I am a huge fan of Swiss graphic design and the work of Josef Muller-Brockman. Swiss in CSS is an excellent reinterpretation of a number of classic Swiss designs (animated with pure CSS) and is a real feast for the eyes.
It is rare for me to genuinely experience delight with an app on my phone, but I experienced it this morning on the train into London.
With a bit of Interpol going on in the background (through my earphones), I open Adobe Draw for the first time and within about 25 minutes I managed to draw the following line drawing of my one-year old son sitting on the kitchen worktop playing with a biro and a tin of lip balm at 6:15 a.m. a few mornings back.
I cheated a bit, in that I created an image layer from a photo from my iPhone photo library, dropped the opacity right down and then drew over the top.
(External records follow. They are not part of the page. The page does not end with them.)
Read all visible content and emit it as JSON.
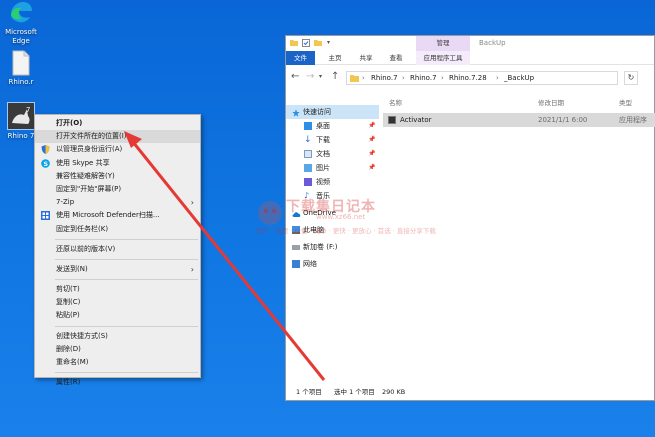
{
  "desktop": {
    "icons": [
      {
        "label": "Microsoft Edge"
      },
      {
        "label": "Rhino.r"
      },
      {
        "label": "Rhino 7"
      }
    ]
  },
  "context_menu": {
    "items": [
      {
        "label": "打开(O)",
        "bold": true
      },
      {
        "label": "打开文件所在的位置(I)",
        "highlighted": true
      },
      {
        "label": "以管理员身份运行(A)",
        "icon": "shield-icon"
      },
      {
        "label": "使用 Skype 共享",
        "icon": "skype-icon"
      },
      {
        "label": "兼容性疑难解答(Y)"
      },
      {
        "label": "固定到\"开始\"屏幕(P)"
      },
      {
        "label": "7-Zip",
        "submenu": true
      },
      {
        "label": "使用 Microsoft Defender扫描...",
        "icon": "defender-icon"
      },
      {
        "label": "固定到任务栏(K)"
      },
      {
        "label": "还原以前的版本(V)"
      },
      {
        "label": "发送到(N)",
        "submenu": true
      },
      {
        "label": "剪切(T)"
      },
      {
        "label": "复制(C)"
      },
      {
        "label": "粘贴(P)"
      },
      {
        "label": "创建快捷方式(S)"
      },
      {
        "label": "删除(D)"
      },
      {
        "label": "重命名(M)"
      },
      {
        "label": "属性(R)"
      }
    ]
  },
  "explorer": {
    "title": "BackUp",
    "ribbon_group": "管理",
    "tabs": [
      "文件",
      "主页",
      "共享",
      "查看",
      "应用程序工具"
    ],
    "breadcrumb": [
      "Rhino.7",
      "Rhino.7",
      "Rhino.7.28",
      "_BackUp"
    ],
    "sidebar": [
      {
        "label": "快速访问",
        "icon": "star-icon",
        "pinned": false,
        "selected": true
      },
      {
        "label": "桌面",
        "icon": "desktop-icon",
        "pinned": true
      },
      {
        "label": "下载",
        "icon": "download-icon",
        "pinned": true
      },
      {
        "label": "文档",
        "icon": "document-icon",
        "pinned": true
      },
      {
        "label": "图片",
        "icon": "picture-icon",
        "pinned": true
      },
      {
        "label": "视频",
        "icon": "video-icon"
      },
      {
        "label": "音乐",
        "icon": "music-icon"
      },
      {
        "label": "OneDrive",
        "icon": "cloud-icon"
      },
      {
        "label": "此电脑",
        "icon": "computer-icon"
      },
      {
        "label": "新加卷 (F:)",
        "icon": "drive-icon"
      },
      {
        "label": "网络",
        "icon": "network-icon"
      }
    ],
    "columns": {
      "name": "名称",
      "modified": "修改日期",
      "type": "类型"
    },
    "file": {
      "name": "Activator",
      "modified": "2021/1/1 6:00",
      "type": "应用程序"
    },
    "status": {
      "count": "1 个项目",
      "selected": "选中 1 个项目",
      "size": "290 KB"
    }
  },
  "watermark": {
    "big": "下载集日记本",
    "url": "www.xz66.net",
    "small": "软件 · 免费 · 绿色 · 纯净 · 更快 · 更放心 · 首选 · 直接分享下载"
  },
  "colors": {
    "desktop": "#0e74e0",
    "annotation_arrow": "#e53935",
    "file_tab": "#1a64c8",
    "app_tools_tab": "#e9d9f5",
    "selection": "#cce4f7"
  }
}
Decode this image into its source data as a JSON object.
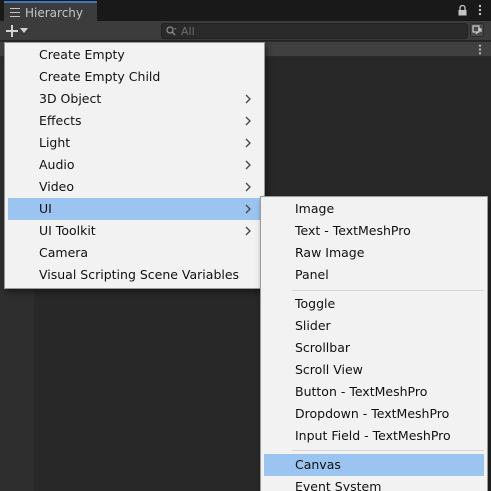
{
  "window": {
    "tab_title": "Hierarchy",
    "search_placeholder": "All"
  },
  "context_menu": {
    "items": [
      {
        "label": "Create Empty",
        "submenu": false
      },
      {
        "label": "Create Empty Child",
        "submenu": false
      },
      {
        "label": "3D Object",
        "submenu": true
      },
      {
        "label": "Effects",
        "submenu": true
      },
      {
        "label": "Light",
        "submenu": true
      },
      {
        "label": "Audio",
        "submenu": true
      },
      {
        "label": "Video",
        "submenu": true
      },
      {
        "label": "UI",
        "submenu": true,
        "selected": true
      },
      {
        "label": "UI Toolkit",
        "submenu": true
      },
      {
        "label": "Camera",
        "submenu": false
      },
      {
        "label": "Visual Scripting Scene Variables",
        "submenu": false
      }
    ]
  },
  "ui_submenu": {
    "items": [
      "Image",
      "Text - TextMeshPro",
      "Raw Image",
      "Panel",
      "Toggle",
      "Slider",
      "Scrollbar",
      "Scroll View",
      "Button - TextMeshPro",
      "Dropdown - TextMeshPro",
      "Input Field - TextMeshPro",
      "Canvas",
      "Event System"
    ],
    "selected": "Canvas"
  },
  "colors": {
    "highlight": "#9bc5f0",
    "menu_bg": "#f2f2f2",
    "tab_accent": "#3a79bb",
    "panel_bg": "#282828"
  }
}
But, for someone who isn't all that good at drawing, I think the result is pretty decent. Bearing in mind that I was using my index finger to draw on the screen of a smart phone on a busy, moving train!
Adobe Draw is a tad fiddly in places, but as this sketch proves, it isn't hard even for a relative novice to get a pleasing result on the move. Apart from sticking it into Illustrator CC (which I achieved from within the app itself) to bring the file into a format I could post on this blog, nothing else has been done to the image.
I think it's rather smart!
Last week I posted a piece that explored ways in which the subsequent judicial treatment of a case could be graphically represented in a way that helps the viewer gain a bird-eye view of the basic profile of treatment a case has received.
My first stab at a new model was to plot subsequent consideration on a radar chart, like this: